And you may ask what was the spotted ones response. Coool or something like that. Anyway it seems irony is the new cool. I am cool again.
According to the highly respected Campaign For “A commercial Free CHildhood “Webkinz.com, the most visited virtual world for children in the United States, has quietly begun targeting children with outside advertising.
The site is already commercial – in order to subscribe to it, children must buy a Webkinz toy that comes with a special code. But apparently this wasn’t enough for Ganz (the makers of Webkinz) Ganz is now selling their young users to advertisers. According to the “CAMPAIGN FOR A COMMERCIAL FREE CHILDHOOD Ganz didn’t bother to inform parents, many of whom purchase Webkinz toys for their children expecting that the website will be free of outside advertising and links. These are serious allegations that Ganz is choosing to maximize profits at the expense of parents’ trust and children’s wellbeing.
As a marketer with a long track record I find marketing to children is questionable to say the least. To keep up with the debate and keep myself balanced in my marketing and advertising practice I rely on the” Campaign For A Commercial-Free Childhood”. The Campaign For A Commercial-Free Childhood is the result of an innovative conference which was held in 1999 at Howard University. The conference brought together a diverse and interdisciplinary group of activists, academics, educators and health care providers concerned about the corporate influences on children. One year later, a number of conference attendees gathered in New York City to protest the Golden Marble Awards, the advertising industry’s celebration of marketing to children. No surprise with ads like this being placed in the market A year later the

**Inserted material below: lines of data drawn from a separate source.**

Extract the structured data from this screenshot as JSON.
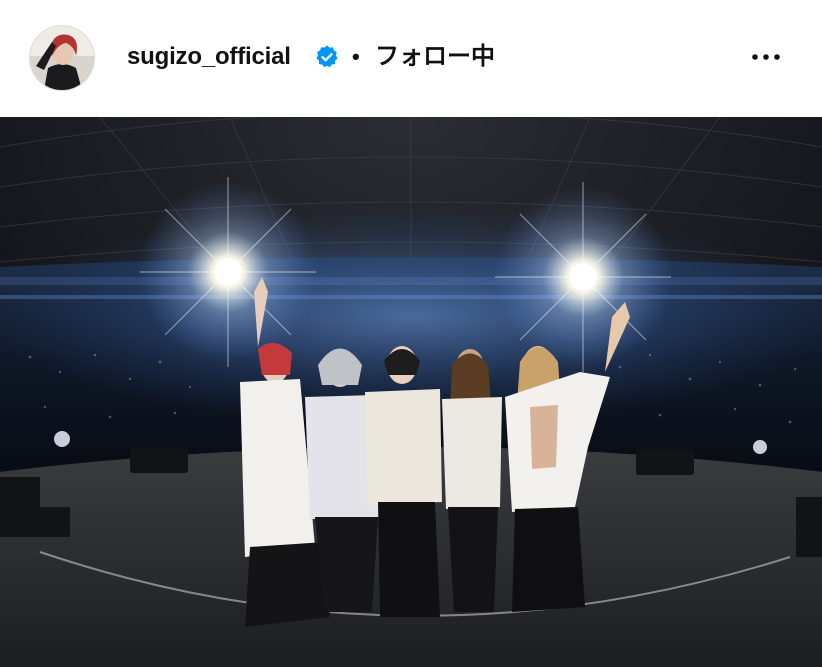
{
  "post": {
    "username": "sugizo_official",
    "verified_icon": "verified-badge-icon",
    "separator": "•",
    "follow_state": "フォロー中",
    "more_icon": "more-horizontal-icon"
  },
  "colors": {
    "verified_blue": "#0095f6",
    "text": "#111111",
    "background": "#ffffff"
  }
}
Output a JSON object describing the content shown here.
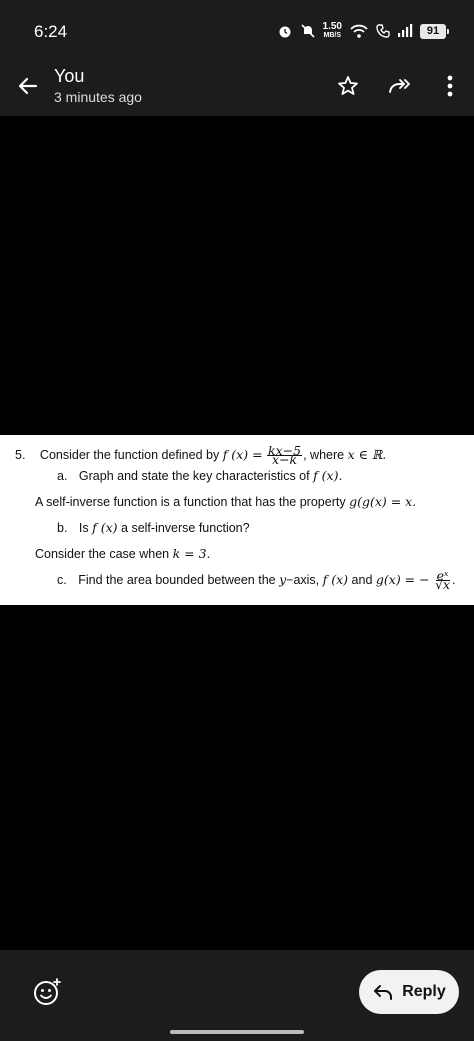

Campaign For A Commercial-Free Childhood was born as a national coalition of health care professionals, educators, advocacy groups and concerned parents who counter the harmful effects of marketing to children through action, advocacy, education, research, and collaboration.